Please state how many lines of the material contain "pagos", giving nothing but the number.
--------------------------------
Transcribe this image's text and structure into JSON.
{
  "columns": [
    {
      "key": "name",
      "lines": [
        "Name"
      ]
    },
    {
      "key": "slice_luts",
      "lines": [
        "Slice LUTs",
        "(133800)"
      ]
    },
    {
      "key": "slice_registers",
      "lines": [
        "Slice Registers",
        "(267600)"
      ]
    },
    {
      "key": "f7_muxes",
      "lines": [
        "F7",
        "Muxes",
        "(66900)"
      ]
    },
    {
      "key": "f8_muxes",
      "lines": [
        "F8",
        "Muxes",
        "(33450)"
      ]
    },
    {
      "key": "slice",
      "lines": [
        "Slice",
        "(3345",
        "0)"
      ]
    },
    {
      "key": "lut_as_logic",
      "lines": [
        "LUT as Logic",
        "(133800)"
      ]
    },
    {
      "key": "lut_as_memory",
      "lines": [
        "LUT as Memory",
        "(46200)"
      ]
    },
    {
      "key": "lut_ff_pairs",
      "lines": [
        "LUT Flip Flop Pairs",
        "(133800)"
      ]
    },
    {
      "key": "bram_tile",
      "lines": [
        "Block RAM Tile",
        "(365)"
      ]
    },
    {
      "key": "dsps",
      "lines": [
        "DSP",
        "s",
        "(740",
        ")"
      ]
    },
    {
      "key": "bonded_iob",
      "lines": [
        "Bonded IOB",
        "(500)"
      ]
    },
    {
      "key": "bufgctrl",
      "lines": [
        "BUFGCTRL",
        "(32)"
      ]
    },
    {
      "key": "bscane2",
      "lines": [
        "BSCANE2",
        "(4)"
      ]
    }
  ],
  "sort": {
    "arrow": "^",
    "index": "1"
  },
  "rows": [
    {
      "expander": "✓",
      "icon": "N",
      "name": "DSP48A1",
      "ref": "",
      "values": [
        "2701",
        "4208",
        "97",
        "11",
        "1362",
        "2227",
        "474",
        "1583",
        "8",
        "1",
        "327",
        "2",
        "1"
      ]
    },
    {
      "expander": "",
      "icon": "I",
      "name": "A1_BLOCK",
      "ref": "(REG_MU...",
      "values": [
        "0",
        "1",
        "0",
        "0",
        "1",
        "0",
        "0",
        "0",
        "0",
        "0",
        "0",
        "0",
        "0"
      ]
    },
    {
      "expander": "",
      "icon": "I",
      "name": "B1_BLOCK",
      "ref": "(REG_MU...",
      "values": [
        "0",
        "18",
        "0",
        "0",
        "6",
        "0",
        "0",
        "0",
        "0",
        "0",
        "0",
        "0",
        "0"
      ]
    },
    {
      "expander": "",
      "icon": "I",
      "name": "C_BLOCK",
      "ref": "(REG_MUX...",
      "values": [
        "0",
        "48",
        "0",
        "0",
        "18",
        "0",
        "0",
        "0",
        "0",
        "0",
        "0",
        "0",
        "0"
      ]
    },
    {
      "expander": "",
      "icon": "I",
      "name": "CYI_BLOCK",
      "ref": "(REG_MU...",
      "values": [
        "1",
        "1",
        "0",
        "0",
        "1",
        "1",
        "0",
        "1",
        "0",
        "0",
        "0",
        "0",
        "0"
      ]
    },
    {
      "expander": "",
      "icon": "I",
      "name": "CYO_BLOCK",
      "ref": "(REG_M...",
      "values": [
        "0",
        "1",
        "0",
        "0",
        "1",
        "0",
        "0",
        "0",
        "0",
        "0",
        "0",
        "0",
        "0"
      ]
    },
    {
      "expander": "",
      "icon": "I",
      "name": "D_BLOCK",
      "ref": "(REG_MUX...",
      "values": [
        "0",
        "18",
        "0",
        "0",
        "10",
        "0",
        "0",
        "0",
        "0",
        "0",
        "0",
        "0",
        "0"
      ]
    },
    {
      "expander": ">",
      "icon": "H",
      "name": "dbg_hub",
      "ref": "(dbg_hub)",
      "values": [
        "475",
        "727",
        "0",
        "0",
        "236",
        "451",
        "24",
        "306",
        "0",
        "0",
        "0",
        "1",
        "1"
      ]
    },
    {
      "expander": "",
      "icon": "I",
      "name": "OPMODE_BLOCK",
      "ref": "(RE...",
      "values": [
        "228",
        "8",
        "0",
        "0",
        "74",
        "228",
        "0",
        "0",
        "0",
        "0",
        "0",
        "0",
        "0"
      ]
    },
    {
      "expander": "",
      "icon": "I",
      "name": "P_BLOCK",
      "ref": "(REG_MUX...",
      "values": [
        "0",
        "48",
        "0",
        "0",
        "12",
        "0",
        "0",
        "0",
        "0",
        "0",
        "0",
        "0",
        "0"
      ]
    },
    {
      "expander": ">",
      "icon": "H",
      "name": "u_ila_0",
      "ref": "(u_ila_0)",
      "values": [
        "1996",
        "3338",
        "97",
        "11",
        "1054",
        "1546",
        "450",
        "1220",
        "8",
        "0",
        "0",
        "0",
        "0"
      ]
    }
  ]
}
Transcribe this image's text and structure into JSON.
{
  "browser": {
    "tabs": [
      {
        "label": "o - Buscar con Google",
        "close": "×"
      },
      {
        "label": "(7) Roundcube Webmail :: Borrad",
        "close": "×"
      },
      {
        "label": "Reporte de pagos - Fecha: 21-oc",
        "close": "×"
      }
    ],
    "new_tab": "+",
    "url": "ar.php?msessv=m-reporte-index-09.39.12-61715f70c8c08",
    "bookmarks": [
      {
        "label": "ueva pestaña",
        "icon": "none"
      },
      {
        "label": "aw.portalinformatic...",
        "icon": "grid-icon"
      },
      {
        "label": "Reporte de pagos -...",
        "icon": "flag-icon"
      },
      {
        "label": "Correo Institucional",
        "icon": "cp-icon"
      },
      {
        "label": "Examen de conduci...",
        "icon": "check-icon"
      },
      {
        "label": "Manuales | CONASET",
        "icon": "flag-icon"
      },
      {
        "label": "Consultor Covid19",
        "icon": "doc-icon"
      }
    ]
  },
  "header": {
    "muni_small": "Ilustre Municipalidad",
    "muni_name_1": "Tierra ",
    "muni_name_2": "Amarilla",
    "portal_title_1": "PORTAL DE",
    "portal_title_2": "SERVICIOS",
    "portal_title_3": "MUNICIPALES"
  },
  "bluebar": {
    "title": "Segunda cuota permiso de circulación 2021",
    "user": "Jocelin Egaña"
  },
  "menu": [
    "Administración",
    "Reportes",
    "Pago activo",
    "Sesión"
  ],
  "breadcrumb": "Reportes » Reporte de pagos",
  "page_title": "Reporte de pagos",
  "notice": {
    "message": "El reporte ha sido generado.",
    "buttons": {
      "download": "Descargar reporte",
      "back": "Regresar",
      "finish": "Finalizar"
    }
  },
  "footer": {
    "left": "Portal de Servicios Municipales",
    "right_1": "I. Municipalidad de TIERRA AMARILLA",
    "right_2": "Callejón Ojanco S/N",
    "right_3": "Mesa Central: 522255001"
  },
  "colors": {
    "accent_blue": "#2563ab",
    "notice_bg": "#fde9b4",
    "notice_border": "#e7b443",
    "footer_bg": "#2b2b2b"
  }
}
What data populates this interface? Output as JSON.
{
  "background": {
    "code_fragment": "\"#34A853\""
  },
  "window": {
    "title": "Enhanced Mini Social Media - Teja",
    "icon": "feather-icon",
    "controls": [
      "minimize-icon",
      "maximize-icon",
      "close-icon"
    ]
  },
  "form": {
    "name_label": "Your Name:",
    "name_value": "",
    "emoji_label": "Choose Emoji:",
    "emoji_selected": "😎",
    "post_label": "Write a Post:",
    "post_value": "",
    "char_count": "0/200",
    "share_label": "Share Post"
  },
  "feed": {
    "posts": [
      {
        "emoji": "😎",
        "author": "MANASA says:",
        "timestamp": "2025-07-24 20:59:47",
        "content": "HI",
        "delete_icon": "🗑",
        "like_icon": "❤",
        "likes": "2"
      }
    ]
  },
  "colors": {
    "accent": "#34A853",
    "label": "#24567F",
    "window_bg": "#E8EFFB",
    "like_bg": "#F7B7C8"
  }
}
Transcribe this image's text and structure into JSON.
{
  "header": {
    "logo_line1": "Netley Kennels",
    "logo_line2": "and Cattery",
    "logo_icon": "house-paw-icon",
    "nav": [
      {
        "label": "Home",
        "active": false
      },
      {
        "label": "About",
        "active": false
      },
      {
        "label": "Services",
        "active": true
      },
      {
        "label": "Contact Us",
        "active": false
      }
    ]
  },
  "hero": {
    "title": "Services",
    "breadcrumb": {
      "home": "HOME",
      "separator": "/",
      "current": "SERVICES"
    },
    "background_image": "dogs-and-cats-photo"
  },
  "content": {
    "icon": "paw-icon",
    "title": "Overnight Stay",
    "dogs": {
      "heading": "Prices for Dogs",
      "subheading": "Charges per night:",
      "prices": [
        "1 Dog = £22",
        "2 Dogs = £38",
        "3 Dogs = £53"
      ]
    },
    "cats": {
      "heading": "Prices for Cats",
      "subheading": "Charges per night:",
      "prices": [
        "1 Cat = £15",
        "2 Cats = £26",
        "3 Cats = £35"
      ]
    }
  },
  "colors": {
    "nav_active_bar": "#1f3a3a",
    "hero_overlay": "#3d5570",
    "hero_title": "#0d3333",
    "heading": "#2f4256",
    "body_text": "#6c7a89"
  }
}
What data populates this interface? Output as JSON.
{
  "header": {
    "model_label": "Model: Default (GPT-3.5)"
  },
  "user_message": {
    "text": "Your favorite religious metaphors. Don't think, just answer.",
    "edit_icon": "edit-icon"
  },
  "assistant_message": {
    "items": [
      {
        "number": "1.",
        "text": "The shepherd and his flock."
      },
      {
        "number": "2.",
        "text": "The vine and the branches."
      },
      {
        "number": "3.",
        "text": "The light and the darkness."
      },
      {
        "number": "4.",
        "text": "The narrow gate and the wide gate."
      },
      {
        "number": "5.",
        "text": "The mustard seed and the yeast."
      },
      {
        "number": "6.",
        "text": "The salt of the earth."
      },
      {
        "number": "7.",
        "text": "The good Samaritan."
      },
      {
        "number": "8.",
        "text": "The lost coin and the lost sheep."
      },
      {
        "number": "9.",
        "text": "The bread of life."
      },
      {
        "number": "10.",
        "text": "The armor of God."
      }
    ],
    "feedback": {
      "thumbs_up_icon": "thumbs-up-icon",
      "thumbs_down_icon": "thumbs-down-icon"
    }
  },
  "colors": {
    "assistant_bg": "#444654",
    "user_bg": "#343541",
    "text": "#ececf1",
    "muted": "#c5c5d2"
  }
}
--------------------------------
Exercise answer :: 4